Next, you will need a headphone amplifier to drive your headphones. A dedicated headphone amplifier is designed specifically for this purpose and typically offers better sound quality for your dollar compared to integrated amps or stereo receivers.
Alternatively, many integrated amps or stereo receivers have a built-in headphone amp, which is a good option if you have multiple audio sources you want to listen to through headphones.
When choosing headphones, consider whether you want open-back or closed-back headphones. Open-back headphones offer a more natural soundstage but can leak sound and may not be suitable for listening in noisy environments.
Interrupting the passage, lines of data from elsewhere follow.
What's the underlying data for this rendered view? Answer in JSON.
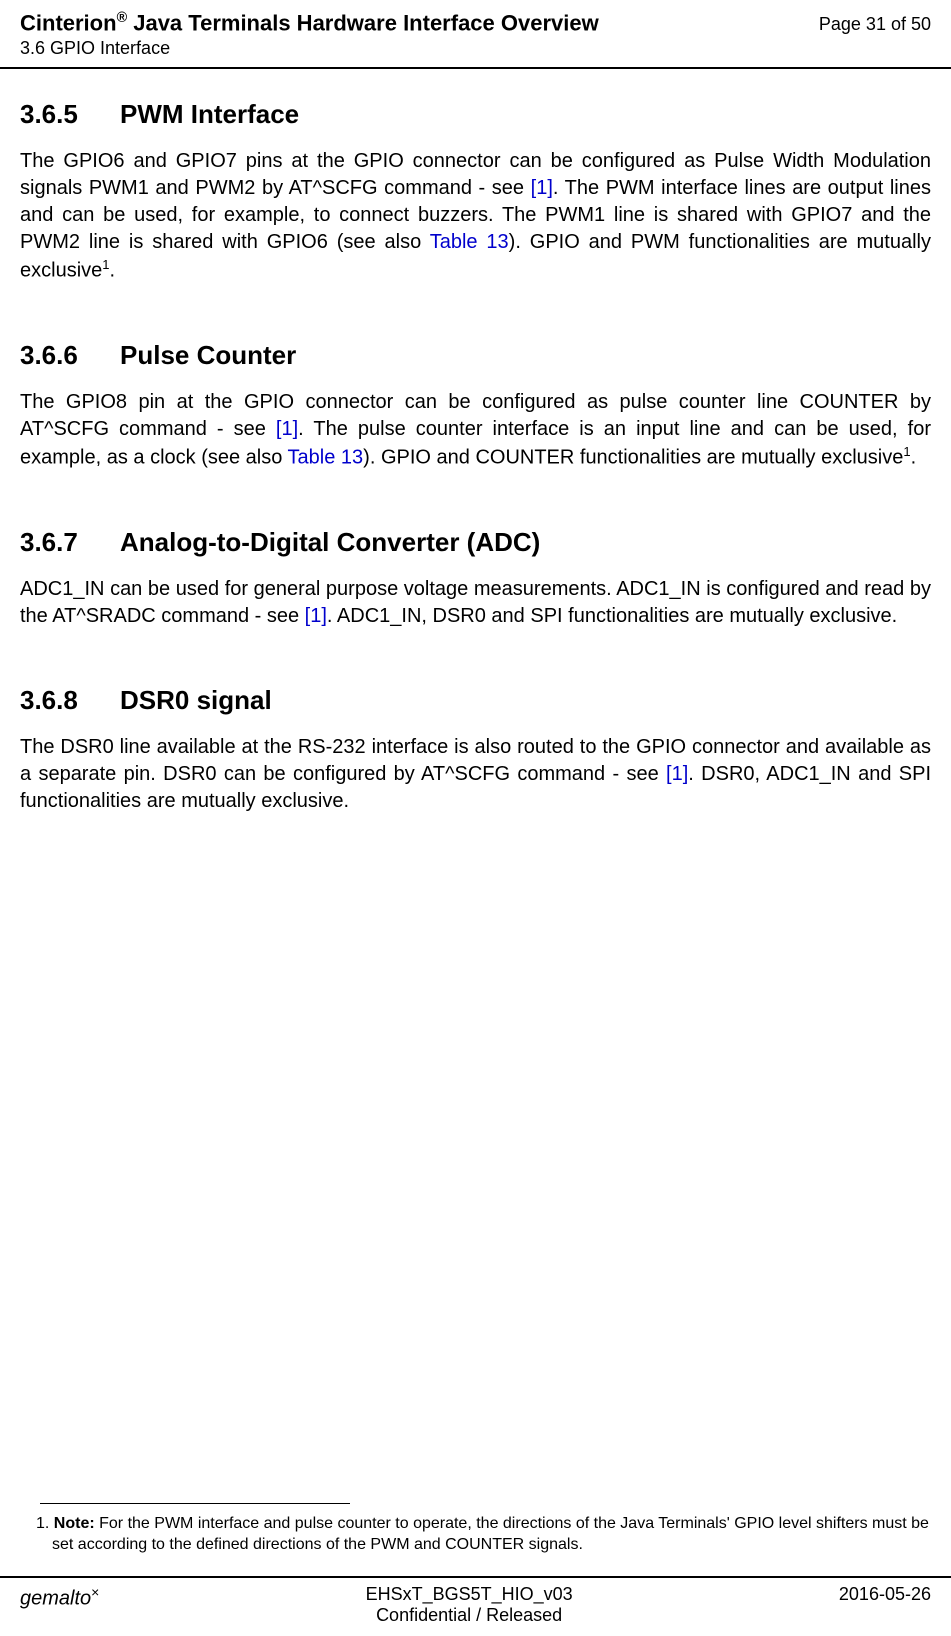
{
  "header": {
    "title_prefix": "Cinterion",
    "title_reg": "®",
    "title_suffix": " Java Terminals Hardware Interface Overview",
    "subsection": "3.6 GPIO Interface",
    "page_number": "Page 31 of 50"
  },
  "sections": {
    "s365": {
      "num": "3.6.5",
      "title": "PWM Interface",
      "p1a": "The GPIO6 and GPIO7 pins at the GPIO connector can be configured as Pulse Width Modulation signals PWM1 and PWM2 by AT^SCFG command - see ",
      "link1": "[1]",
      "p1b": ". The PWM interface lines are output lines and can be used, for example, to connect buzzers. The PWM1 line is shared with GPIO7 and the PWM2 line is shared with GPIO6 (see also ",
      "link2": "Table 13",
      "p1c": "). GPIO and PWM functionalities are mutually exclusive",
      "sup": "1",
      "p1d": "."
    },
    "s366": {
      "num": "3.6.6",
      "title": "Pulse Counter",
      "p1a": "The GPIO8 pin at the GPIO connector can be configured as pulse counter line COUNTER by AT^SCFG command - see ",
      "link1": "[1]",
      "p1b": ". The pulse counter interface is an input line and can be used, for example, as a clock (see also ",
      "link2": "Table 13",
      "p1c": "). GPIO and COUNTER functionalities are mutually exclusive",
      "sup": "1",
      "p1d": "."
    },
    "s367": {
      "num": "3.6.7",
      "title": "Analog-to-Digital Converter (ADC)",
      "p1a": "ADC1_IN can be used for general purpose voltage measurements. ADC1_IN is configured and read by the AT^SRADC command - see ",
      "link1": "[1]",
      "p1b": ". ADC1_IN, DSR0 and SPI functionalities are mutually exclusive."
    },
    "s368": {
      "num": "3.6.8",
      "title": "DSR0 signal",
      "p1a": "The DSR0 line available at the RS-232 interface is also routed to the GPIO connector and available as a separate pin. DSR0 can be configured by AT^SCFG command - see ",
      "link1": "[1]",
      "p1b": ". DSR0, ADC1_IN and SPI functionalities are mutually exclusive."
    }
  },
  "footnote": {
    "num": "1. ",
    "label": "Note:",
    "text": " For the PWM interface and pulse counter to operate, the directions of the Java Terminals' GPIO level shifters must be set according to the defined directions of the PWM and COUNTER signals."
  },
  "footer": {
    "logo": "gemalto",
    "logo_x": "×",
    "doc_id": "EHSxT_BGS5T_HIO_v03",
    "confidentiality": "Confidential / Released",
    "date": "2016-05-26"
  }
}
Closed-back headphones provide isolation and are better suited for listening in noisy environments but may not have as wide of a soundstage.
How To Connect Your Headphones To Your Turntable
To connect your headphones to your turntable, you will need a headphone amplifier. This amplifier will be connected between the turntable and the headphones.
If your turntable has a built-in phono preamp, you can simply connect the headphone amplifier to the RCA output of the turntable. If your turntable does not have a built-in preamp, you will need to connect the headphone amplifier between the turntable and an external phono preamp.
Once you have connected the headphone amplifier, you can plug in your headphones and adjust the volume to your liking.
It’s important to note that not all headphone amplifiers are created equal. Some are designed specifically for driving high-impedance headphones, while others are better suited for low-impedance headphones. Be sure to choose a headphone amplifier that is compatible with your specific headphones.
In addition, some headphone amplifiers offer additional features such as tone control or multiple inputs, which can enhance your listening experience even further.
Tips For Getting The Best Sound Quality With Headphones
If you want to get the best sound quality possible when listening to music with headphones, there are a few tips you can follow:
1. Choose high-quality audio files: The quality of your music files is the foundation of good sound quality. Make sure to choose files with good compression and avoid highly compressed formats that sacrifice audio quality.
2. Use a high-quality streaming service: If you prefer streaming music, consider subscribing to a service like Tidal or Spotify that offer high-quality playback options.
3. Adjust your headphone settings: Depending on your headphones, you may be able to adjust the bass, treble, and midrange frequencies for optimal sound quality. Experiment with different settings to find what works best for you.
4. Use an amplifier: If you’re listening to music from a turntable, adding an amplifier between the turntable and headphones can help enhance the sound quality and provide volume control.
5. Test your headphones: To ensure that your headphones are delivering optimal sound quality, test them with a track that reveals any high-frequency flaws. Tutu by Miles Davis is a great demo track for this purpose.
By following these tips, you can ensure that you’re getting the best possible sound quality when listening to music with headphones.
Conclusion: Is Listening To Vinyl With Headphones Right For You?
After considering the benefits and drawbacks of listening to vinyl with headphones, it ultimately comes down to personal preference. If you live in a shared space or want to avoid disturbing others, headphones are a great option. They also offer a more intimate listening experience, allowing you to pick up on subtle details in the music that you may not have noticed before.
However, if you enjoy sharing your music with others or prefer a more immersive sound experience, speakers may be the better choice. It’s also important to note that using headphones can reveal flaws in your records that may not be as noticeable when listening through speakers.
If you do decide to use headphones, make sure to invest in a quality headphone amplifier and consider whether you need a phono preamp. With the right equipment, listening to vinyl with headphones can be a truly enjoyable experience.